### Exercise prompt
Beginning with the first entry, set down each one exactly as shown.

(Entries from a dataset of interfaces)
◇ ◇ ◇ ◇ ◇ ◇ ◇

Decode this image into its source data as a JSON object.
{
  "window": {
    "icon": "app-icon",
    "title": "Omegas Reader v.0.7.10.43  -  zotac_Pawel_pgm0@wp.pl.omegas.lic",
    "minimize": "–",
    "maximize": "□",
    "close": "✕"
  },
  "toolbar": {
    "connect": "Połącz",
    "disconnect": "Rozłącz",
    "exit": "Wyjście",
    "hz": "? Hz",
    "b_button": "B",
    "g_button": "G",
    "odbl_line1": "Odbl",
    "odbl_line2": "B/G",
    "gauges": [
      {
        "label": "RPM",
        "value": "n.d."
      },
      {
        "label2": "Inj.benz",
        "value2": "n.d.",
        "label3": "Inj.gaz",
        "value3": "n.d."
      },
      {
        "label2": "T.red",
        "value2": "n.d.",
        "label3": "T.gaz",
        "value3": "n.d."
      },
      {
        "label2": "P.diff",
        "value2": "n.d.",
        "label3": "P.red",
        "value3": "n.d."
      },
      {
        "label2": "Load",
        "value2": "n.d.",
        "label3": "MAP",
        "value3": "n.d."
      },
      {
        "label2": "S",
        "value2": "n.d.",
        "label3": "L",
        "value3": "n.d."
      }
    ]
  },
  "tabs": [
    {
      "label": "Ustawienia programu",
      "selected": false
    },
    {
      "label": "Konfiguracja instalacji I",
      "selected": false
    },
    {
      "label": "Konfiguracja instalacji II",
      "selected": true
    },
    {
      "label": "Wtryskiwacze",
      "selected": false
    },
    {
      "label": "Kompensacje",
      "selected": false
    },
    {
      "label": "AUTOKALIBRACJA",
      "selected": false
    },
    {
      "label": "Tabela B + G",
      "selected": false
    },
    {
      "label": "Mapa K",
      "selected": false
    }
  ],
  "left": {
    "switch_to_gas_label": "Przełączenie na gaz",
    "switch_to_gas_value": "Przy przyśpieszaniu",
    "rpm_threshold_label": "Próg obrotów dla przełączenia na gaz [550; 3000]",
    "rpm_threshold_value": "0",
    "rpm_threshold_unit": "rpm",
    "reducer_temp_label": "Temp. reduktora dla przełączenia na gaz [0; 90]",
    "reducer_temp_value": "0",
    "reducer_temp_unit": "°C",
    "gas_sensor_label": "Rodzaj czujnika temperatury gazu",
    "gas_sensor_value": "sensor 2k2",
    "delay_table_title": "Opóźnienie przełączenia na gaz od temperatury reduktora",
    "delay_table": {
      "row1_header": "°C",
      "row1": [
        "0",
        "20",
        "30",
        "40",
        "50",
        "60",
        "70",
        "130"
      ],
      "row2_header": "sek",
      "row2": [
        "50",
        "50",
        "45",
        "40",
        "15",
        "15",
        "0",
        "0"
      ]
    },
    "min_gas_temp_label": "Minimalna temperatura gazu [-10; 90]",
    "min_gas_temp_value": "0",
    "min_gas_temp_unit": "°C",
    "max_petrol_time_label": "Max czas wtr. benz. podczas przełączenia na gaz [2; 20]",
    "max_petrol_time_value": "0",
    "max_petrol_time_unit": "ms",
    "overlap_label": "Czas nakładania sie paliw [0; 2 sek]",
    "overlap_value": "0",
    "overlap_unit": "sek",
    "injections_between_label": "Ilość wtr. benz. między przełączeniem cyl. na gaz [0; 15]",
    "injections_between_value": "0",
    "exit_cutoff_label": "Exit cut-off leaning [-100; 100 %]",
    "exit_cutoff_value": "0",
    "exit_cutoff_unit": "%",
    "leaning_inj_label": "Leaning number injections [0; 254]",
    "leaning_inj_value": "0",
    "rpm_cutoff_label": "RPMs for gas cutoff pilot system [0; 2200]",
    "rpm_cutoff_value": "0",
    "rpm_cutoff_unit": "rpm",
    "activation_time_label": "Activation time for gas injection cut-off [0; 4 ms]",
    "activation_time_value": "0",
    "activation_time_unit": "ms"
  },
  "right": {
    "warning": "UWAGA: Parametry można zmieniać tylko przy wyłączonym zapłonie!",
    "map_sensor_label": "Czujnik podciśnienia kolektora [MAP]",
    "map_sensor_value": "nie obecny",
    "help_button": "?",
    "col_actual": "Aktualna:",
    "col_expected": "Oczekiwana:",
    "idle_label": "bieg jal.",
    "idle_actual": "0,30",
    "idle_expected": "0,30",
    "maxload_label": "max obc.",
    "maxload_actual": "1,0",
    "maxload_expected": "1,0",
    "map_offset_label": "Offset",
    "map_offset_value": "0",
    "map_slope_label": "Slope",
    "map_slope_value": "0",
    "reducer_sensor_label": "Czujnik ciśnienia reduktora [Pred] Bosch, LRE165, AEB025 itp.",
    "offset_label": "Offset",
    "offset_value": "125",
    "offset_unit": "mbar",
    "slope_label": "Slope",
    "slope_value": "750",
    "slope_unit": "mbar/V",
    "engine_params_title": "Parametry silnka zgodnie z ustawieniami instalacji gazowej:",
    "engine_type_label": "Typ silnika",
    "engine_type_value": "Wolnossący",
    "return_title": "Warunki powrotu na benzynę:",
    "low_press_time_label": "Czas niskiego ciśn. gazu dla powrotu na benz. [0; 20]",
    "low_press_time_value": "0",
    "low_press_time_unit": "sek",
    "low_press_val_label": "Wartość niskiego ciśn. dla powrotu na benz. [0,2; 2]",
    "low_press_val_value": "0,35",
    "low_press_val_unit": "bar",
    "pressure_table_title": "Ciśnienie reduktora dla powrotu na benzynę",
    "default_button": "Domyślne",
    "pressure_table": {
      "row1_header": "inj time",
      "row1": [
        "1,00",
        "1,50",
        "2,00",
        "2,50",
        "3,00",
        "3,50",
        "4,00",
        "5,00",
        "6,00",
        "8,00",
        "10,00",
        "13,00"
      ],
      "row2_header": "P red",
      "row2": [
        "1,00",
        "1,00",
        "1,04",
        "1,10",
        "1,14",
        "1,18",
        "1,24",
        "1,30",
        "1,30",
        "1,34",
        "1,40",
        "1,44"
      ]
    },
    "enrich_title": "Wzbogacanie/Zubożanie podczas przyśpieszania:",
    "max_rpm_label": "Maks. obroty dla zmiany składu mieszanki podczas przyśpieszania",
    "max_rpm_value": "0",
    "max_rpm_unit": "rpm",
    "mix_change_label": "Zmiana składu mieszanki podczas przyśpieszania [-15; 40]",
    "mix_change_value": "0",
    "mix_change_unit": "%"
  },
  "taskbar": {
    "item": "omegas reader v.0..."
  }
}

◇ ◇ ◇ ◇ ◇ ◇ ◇

### Solution for this problem
Decode this image into its source data as a JSON object.
{
  "window": {
    "icon": "app-icon",
    "title": "Omegas Reader v.0.7.10.43  -  zotac_Pawel_pgm0@wp.pl.omegas.lic",
    "minimize": "–",
    "maximize": "□",
    "close": "✕"
  },
  "toolbar": {
    "connect": "Połącz",
    "disconnect": "Rozłącz",
    "exit": "Wyjście",
    "hz": "? Hz",
    "b_button": "B",
    "g_button": "G",
    "odbl_line1": "Odbl",
    "odbl_line2": "B/G",
    "gauges": [
      {
        "label": "RPM",
        "value": "n.d."
      },
      {
        "label2": "Inj.benz",
        "value2": "n.d.",
        "label3": "Inj.gaz",
        "value3": "n.d."
      },
      {
        "label2": "T.red",
        "value2": "n.d.",
        "label3": "T.gaz",
        "value3": "n.d."
      },
      {
        "label2": "P.diff",
        "value2": "n.d.",
        "label3": "P.red",
        "value3": "n.d."
      },
      {
        "label2": "Load",
        "value2": "n.d.",
        "label3": "MAP",
        "value3": "n.d."
      },
      {
        "label2": "S",
        "value2": "n.d.",
        "label3": "L",
        "value3": "n.d."
      }
    ]
  },
  "tabs": [
    {
      "label": "Ustawienia programu",
      "selected": false
    },
    {
      "label": "Konfiguracja instalacji I",
      "selected": false
    },
    {
      "label": "Konfiguracja instalacji II",
      "selected": true
    },
    {
      "label": "Wtryskiwacze",
      "selected": false
    },
    {
      "label": "Kompensacje",
      "selected": false
    },
    {
      "label": "AUTOKALIBRACJA",
      "selected": false
    },
    {
      "label": "Tabela B + G",
      "selected": false
    },
    {
      "label": "Mapa K",
      "selected": false
    }
  ],
  "left": {
    "switch_to_gas_label": "Przełączenie na gaz",
    "switch_to_gas_value": "Przy przyśpieszaniu",
    "rpm_threshold_label": "Próg obrotów dla przełączenia na gaz [550; 3000]",
    "rpm_threshold_value": "0",
    "rpm_threshold_unit": "rpm",
    "reducer_temp_label": "Temp. reduktora dla przełączenia na gaz [0; 90]",
    "reducer_temp_value": "0",
    "reducer_temp_unit": "°C",
    "gas_sensor_label": "Rodzaj czujnika temperatury gazu",
    "gas_sensor_value": "sensor 2k2",
    "delay_table_title": "Opóźnienie przełączenia na gaz od temperatury reduktora",
    "delay_table": {
      "row1_header": "°C",
      "row1": [
        "0",
        "20",
        "30",
        "40",
        "50",
        "60",
        "70",
        "130"
      ],
      "row2_header": "sek",
      "row2": [
        "50",
        "50",
        "45",
        "40",
        "15",
        "15",
        "0",
        "0"
      ]
    },
    "min_gas_temp_label": "Minimalna temperatura gazu [-10; 90]",
    "min_gas_temp_value": "0",
    "min_gas_temp_unit": "°C",
    "max_petrol_time_label": "Max czas wtr. benz. podczas przełączenia na gaz [2; 20]",
    "max_petrol_time_value": "0",
    "max_petrol_time_unit": "ms",
    "overlap_label": "Czas nakładania sie paliw [0; 2 sek]",
    "overlap_value": "0",
    "overlap_unit": "sek",
    "injections_between_label": "Ilość wtr. benz. między przełączeniem cyl. na gaz [0; 15]",
    "injections_between_value": "0",
    "exit_cutoff_label": "Exit cut-off leaning [-100; 100 %]",
    "exit_cutoff_value": "0",
    "exit_cutoff_unit": "%",
    "leaning_inj_label": "Leaning number injections [0; 254]",
    "leaning_inj_value": "0",
    "rpm_cutoff_label": "RPMs for gas cutoff pilot system [0; 2200]",
    "rpm_cutoff_value": "0",
    "rpm_cutoff_unit": "rpm",
    "activation_time_label": "Activation time for gas injection cut-off [0; 4 ms]",
    "activation_time_value": "0",
    "activation_time_unit": "ms"
  },
  "right": {
    "warning": "UWAGA: Parametry można zmieniać tylko przy wyłączonym zapłonie!",
    "map_sensor_label": "Czujnik podciśnienia kolektora [MAP]",
    "map_sensor_value": "nie obecny",
    "help_button": "?",
    "col_actual": "Aktualna:",
    "col_expected": "Oczekiwana:",
    "idle_label": "bieg jal.",
    "idle_actual": "0,30",
    "idle_expected": "0,30",
    "maxload_label": "max obc.",
    "maxload_actual": "1,0",
    "maxload_expected": "1,0",
    "map_offset_label": "Offset",
    "map_offset_value": "0",
    "map_slope_label": "Slope",
    "map_slope_value": "0",
    "reducer_sensor_label": "Czujnik ciśnienia reduktora [Pred] Bosch, LRE165, AEB025 itp.",
    "offset_label": "Offset",
    "offset_value": "125",
    "offset_unit": "mbar",
    "slope_label": "Slope",
    "slope_value": "750",
    "slope_unit": "mbar/V",
    "engine_params_title": "Parametry silnka zgodnie z ustawieniami instalacji gazowej:",
    "engine_type_label": "Typ silnika",
    "engine_type_value": "Wolnossący",
    "return_title": "Warunki powrotu na benzynę:",
    "low_press_time_label": "Czas niskiego ciśn. gazu dla powrotu na benz. [0; 20]",
    "low_press_time_value": "0",
    "low_press_time_unit": "sek",
    "low_press_val_label": "Wartość niskiego ciśn. dla powrotu na benz. [0,2; 2]",
    "low_press_val_value": "0,35",
    "low_press_val_unit": "bar",
    "pressure_table_title": "Ciśnienie reduktora dla powrotu na benzynę",
    "default_button": "Domyślne",
    "pressure_table": {
      "row1_header": "inj time",
      "row1": [
        "1,00",
        "1,50",
        "2,00",
        "2,50",
        "3,00",
        "3,50",
        "4,00",
        "5,00",
        "6,00",
        "8,00",
        "10,00",
        "13,00"
      ],
      "row2_header": "P red",
      "row2": [
        "1,00",
        "1,00",
        "1,04",
        "1,10",
        "1,14",
        "1,18",
        "1,24",
        "1,30",
        "1,30",
        "1,34",
        "1,40",
        "1,44"
      ]
    },
    "enrich_title": "Wzbogacanie/Zubożanie podczas przyśpieszania:",
    "max_rpm_label": "Maks. obroty dla zmiany składu mieszanki podczas przyśpieszania",
    "max_rpm_value": "0",
    "max_rpm_unit": "rpm",
    "mix_change_label": "Zmiana składu mieszanki podczas przyśpieszania [-15; 40]",
    "mix_change_value": "0",
    "mix_change_unit": "%"
  },
  "taskbar": {
    "item": "omegas reader v.0..."
  }
}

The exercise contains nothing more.